Photo: Spencer Platt/Getty Images
Halfway through Cynthia Nixon’s primary night party, when every room in was so tightly packed that people could barely move, I saw someone I immediately recognized but couldn’t place. Was she a friend of a friend? Someone I vaguely knew in college? An old co-worker? Then it hit me: I was looking at Ash Sarkar, the woman who went viral for yelling “I’m a communist, you idiot!” at Piers Morgan on live TV.
“I’m not sure if you lot realize how much we’re looking at these primary races,” Sarkar, an activist and journalist who lives in London but is visiting New York, told me. “Back home, everyone is talking about Ocasio-Cortez and Cynthia Nixon.” A young man wearing an “Abolish ICE” shirt and large silver earrings approached as we finished our conversation. “I don’t mean to be weird as fuck …” he told Sarkar, before gushing about what a huge fan he was.
Sadly, the intercontinental hype wasn’t enough to beat incumbent Governor Andrew Cuomo, who swiftly defeated Nixon by over 30 percentage points. The festivities were also meant for Zephyr Teachout and Jumaane Williams, who ran for attorney general and lieutenant governor, respectively. Both of those races ended in losses too.
But the mood at Cafe Omar and the connecting 1744 Hookah Lounge in the East Flatbush neighborhood of Brooklyn stayed generally buoyant. Supporters downed beers, beef patties, and plantains as they watched the results roll in throughout the evening. Actress Mary-Louise Parker and Palestinian-American activist Linda Sarsour were among those in attendance.
“I’m just feeling honored and privileged, humbled, excited,” Sarsour told me. “And I’m ready for 2020.”
For the briefest of moments, Williams looked as if he had taken the lead over incumbent Kathy Hochul, causing the crowd to erupt in cheers. Even when he fell behind, the noise continued for the young progressives — like Julia Salazar, Jessica Ramos, Alessandra Biaggi, and Zellnor Myrie — who took down long-term state senators, one by one.
This hopeful attitude would ultimately come to define the night. (That’s not to say there wasn’t a fair share of hugging and crying.) Yes, the progressive wing had lost the top of the ticket — but that was more or less expected. Rather than dwell on that, there was a repeated emphasis on the victories: a new crop of state senate hopefuls had crushed the old guard, and wiped out the remnants of the Independent Democratic Caucus.
Around 10:30 p.m., Nixon took the stage to give a fiery concession speech to a sweltering crowd ready to chant her name and effusively boo every time Cuomo was mentioned. (Subject to equally disdainful and dramatic heckling was a photographer near the front who stood on a chair and blocked some people’s views.) The soulful Resistance Revival Chorus, dressed entirely in white, provided a musical interlude until it was Teachout’s turn to speak, at which point the audience had significantly thinned out — but still broke out in chants of “Zephyr, Zephyr, Zephyr.” After unsuccessful bids for governor in 2014 and a congressional seat in 2016, she admitted that she’s “not planning to run for office anytime soon.” But she, Nixon, and Williams all agreed that there was still much work to be done.
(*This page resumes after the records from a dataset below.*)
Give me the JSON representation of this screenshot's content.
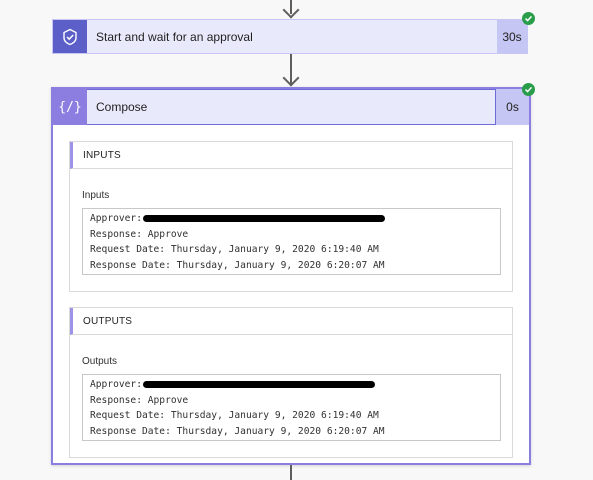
{
  "approval_step": {
    "title": "Start and wait for an approval",
    "duration": "30s",
    "status": "succeeded"
  },
  "compose_step": {
    "title": "Compose",
    "icon": "{/}",
    "duration": "0s",
    "status": "succeeded",
    "inputs": {
      "section_title": "INPUTS",
      "field_label": "Inputs",
      "lines": [
        "Approver:",
        "Response: Approve",
        "Request Date: Thursday, January 9, 2020 6:19:40 AM",
        "Response Date: Thursday, January 9, 2020 6:20:07 AM"
      ]
    },
    "outputs": {
      "section_title": "OUTPUTS",
      "field_label": "Outputs",
      "lines": [
        "Approver:",
        "Response: Approve",
        "Request Date: Thursday, January 9, 2020 6:19:40 AM",
        "Response Date: Thursday, January 9, 2020 6:20:07 AM"
      ]
    }
  },
  "colors": {
    "card_background": "#e9e9fc",
    "approval_icon": "#5b5fc7",
    "compose_icon": "#8c7ee0",
    "success_check": "#2a9d4a"
  }
}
“This race for the Democratic nomination may be over,” Nixon said. “But the fight for the soul of the Democratic Party is just beginning.”